Breaking Dutch Tradition Will Command Worldwide Attention
According to many authorities, the first navigable submarine for which reliable evidence actually exists, is the one constructed in 1620 by Dutchman Cornelius Jacobszoon Drebbel. Drebbel's was the first navigable submarine. His final model had 6 oars and carried up to 16 passengers. It was demonstrated for King James I and witnessed by several thousand Londoners, in three hours of submerged travel at depths up to 15 feet. Like modern submariners Drebbel appreciated good ale and operated an ale house in London until his death in 1633.
Today the Netherlands has announced its Royal Navy is prepared to open the Submarine Service to women. Labour representative MP Eijsink spent a week on Dutch submarine HMS Dolfijn in a trial last year and concluded that women on submarines was a bad idea: "It will lead to tensions, and that could endanger safety," she said.

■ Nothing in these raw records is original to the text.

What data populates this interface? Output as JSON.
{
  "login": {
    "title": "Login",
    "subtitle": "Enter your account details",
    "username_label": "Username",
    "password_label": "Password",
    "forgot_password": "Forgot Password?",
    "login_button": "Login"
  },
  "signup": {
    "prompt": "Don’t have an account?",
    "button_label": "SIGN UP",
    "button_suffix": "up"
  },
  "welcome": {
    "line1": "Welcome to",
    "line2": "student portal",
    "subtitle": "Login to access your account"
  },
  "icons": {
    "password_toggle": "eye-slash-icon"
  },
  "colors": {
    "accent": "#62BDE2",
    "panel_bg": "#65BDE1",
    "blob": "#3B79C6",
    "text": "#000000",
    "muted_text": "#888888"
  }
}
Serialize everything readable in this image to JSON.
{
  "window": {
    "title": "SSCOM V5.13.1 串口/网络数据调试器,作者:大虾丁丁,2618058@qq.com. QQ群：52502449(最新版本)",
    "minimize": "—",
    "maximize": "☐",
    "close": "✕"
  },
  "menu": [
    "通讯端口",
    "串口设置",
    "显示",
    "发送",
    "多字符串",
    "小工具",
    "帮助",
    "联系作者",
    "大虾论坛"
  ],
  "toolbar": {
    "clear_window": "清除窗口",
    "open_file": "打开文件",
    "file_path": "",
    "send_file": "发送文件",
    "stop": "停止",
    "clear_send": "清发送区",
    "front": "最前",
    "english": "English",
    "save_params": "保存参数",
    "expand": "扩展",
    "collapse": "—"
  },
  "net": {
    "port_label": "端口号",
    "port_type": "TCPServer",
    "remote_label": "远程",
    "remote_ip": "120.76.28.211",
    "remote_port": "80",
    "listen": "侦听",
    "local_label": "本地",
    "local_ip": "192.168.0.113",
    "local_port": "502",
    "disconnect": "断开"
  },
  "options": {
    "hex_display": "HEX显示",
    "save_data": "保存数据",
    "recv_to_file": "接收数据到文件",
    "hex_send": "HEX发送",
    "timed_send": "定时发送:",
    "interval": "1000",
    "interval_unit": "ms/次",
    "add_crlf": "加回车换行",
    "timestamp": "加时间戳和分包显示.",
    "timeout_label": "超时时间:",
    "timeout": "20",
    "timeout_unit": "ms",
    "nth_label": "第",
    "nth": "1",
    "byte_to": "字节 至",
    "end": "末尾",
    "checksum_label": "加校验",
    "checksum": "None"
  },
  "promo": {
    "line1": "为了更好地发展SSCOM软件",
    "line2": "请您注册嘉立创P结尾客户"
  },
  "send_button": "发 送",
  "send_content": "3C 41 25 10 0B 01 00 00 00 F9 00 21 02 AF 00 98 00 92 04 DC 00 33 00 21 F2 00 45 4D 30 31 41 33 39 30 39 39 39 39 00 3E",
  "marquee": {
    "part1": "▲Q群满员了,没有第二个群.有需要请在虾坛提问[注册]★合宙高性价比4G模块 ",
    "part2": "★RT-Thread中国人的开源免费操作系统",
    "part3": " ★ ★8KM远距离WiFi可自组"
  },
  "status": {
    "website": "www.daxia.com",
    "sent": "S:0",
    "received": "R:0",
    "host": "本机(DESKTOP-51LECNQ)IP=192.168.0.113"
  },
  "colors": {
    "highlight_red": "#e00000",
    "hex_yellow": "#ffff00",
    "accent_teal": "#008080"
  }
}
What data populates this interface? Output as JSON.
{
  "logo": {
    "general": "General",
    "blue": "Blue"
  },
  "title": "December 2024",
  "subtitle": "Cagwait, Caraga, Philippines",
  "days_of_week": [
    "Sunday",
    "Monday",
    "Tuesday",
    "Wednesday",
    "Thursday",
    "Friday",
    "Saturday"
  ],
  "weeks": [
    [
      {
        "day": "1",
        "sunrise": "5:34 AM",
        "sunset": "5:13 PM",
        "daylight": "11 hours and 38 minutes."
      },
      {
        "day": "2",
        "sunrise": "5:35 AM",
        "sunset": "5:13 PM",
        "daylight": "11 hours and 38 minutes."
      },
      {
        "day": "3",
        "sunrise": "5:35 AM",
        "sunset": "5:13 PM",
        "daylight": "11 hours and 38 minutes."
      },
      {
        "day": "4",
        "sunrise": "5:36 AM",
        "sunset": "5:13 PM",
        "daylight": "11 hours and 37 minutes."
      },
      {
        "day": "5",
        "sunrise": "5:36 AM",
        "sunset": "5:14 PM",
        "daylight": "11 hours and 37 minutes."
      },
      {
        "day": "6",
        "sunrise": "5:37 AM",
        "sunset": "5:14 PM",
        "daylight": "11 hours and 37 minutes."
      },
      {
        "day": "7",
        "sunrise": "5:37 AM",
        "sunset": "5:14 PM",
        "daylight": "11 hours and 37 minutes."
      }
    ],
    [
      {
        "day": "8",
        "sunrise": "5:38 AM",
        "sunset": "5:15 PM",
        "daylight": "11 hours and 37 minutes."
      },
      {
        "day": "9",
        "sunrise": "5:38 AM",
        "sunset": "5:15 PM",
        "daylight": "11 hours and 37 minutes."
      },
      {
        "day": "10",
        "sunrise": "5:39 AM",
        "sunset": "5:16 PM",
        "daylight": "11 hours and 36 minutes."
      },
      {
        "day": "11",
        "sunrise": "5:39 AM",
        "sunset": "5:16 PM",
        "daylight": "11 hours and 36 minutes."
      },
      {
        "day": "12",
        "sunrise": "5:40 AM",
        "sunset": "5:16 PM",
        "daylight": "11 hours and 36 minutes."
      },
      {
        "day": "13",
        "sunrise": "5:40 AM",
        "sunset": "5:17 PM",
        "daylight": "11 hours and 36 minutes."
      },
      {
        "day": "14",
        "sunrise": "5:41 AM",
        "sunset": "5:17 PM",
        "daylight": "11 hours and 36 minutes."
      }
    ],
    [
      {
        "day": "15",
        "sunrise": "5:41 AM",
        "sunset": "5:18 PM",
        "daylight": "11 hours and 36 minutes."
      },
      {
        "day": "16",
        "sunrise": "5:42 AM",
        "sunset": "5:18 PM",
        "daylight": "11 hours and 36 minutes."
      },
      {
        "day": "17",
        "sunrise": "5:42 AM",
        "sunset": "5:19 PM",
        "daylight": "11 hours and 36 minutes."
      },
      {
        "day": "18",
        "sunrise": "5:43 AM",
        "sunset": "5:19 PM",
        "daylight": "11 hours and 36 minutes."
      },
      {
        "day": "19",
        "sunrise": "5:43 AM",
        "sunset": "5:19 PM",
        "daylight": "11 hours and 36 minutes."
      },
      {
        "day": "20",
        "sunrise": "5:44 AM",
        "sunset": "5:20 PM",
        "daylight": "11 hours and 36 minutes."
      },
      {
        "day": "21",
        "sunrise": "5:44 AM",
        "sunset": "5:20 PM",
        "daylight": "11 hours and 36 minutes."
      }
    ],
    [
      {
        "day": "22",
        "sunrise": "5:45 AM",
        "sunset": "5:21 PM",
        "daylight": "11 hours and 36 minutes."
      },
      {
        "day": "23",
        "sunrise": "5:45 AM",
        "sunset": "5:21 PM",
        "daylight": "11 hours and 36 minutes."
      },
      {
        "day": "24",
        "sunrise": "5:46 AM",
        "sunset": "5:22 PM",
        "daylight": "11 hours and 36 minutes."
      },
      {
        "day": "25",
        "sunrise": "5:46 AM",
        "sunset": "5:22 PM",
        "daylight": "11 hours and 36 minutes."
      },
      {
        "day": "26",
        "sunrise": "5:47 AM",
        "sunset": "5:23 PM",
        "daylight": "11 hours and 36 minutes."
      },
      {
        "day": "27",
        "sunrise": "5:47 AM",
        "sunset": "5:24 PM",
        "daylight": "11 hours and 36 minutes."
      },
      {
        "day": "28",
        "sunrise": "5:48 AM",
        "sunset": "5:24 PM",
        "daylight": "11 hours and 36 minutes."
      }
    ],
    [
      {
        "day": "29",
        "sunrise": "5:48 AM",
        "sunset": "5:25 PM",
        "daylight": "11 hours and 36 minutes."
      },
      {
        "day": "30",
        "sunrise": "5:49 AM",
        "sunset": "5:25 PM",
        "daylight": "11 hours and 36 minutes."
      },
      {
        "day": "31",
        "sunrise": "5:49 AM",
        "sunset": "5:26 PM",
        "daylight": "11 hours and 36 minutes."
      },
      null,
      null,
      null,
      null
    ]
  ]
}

Nevertheless, Defence State Secretary Kees van der Knaap is expected to break the long tradition, today.
The Kingdom of the Netherlands has a fertility rate of 1.66 births per woman with a sex ratio of 102 women per 100 men. Moreover, the Netherlands is major European producer of ecstasy, illicit amphetamines, and other synthetic drugs; important gateway for cocaine, heroin, and hashish entering Europe; major source of US-bound ecstasy; large financial sector vulnerable to money laundering, according to the CIA's World Factbook.
The Dutch experience will certainly be the most interesting mixed-sex, submarine experiment to date. It will certainly command the attention of responsible governments worldwide.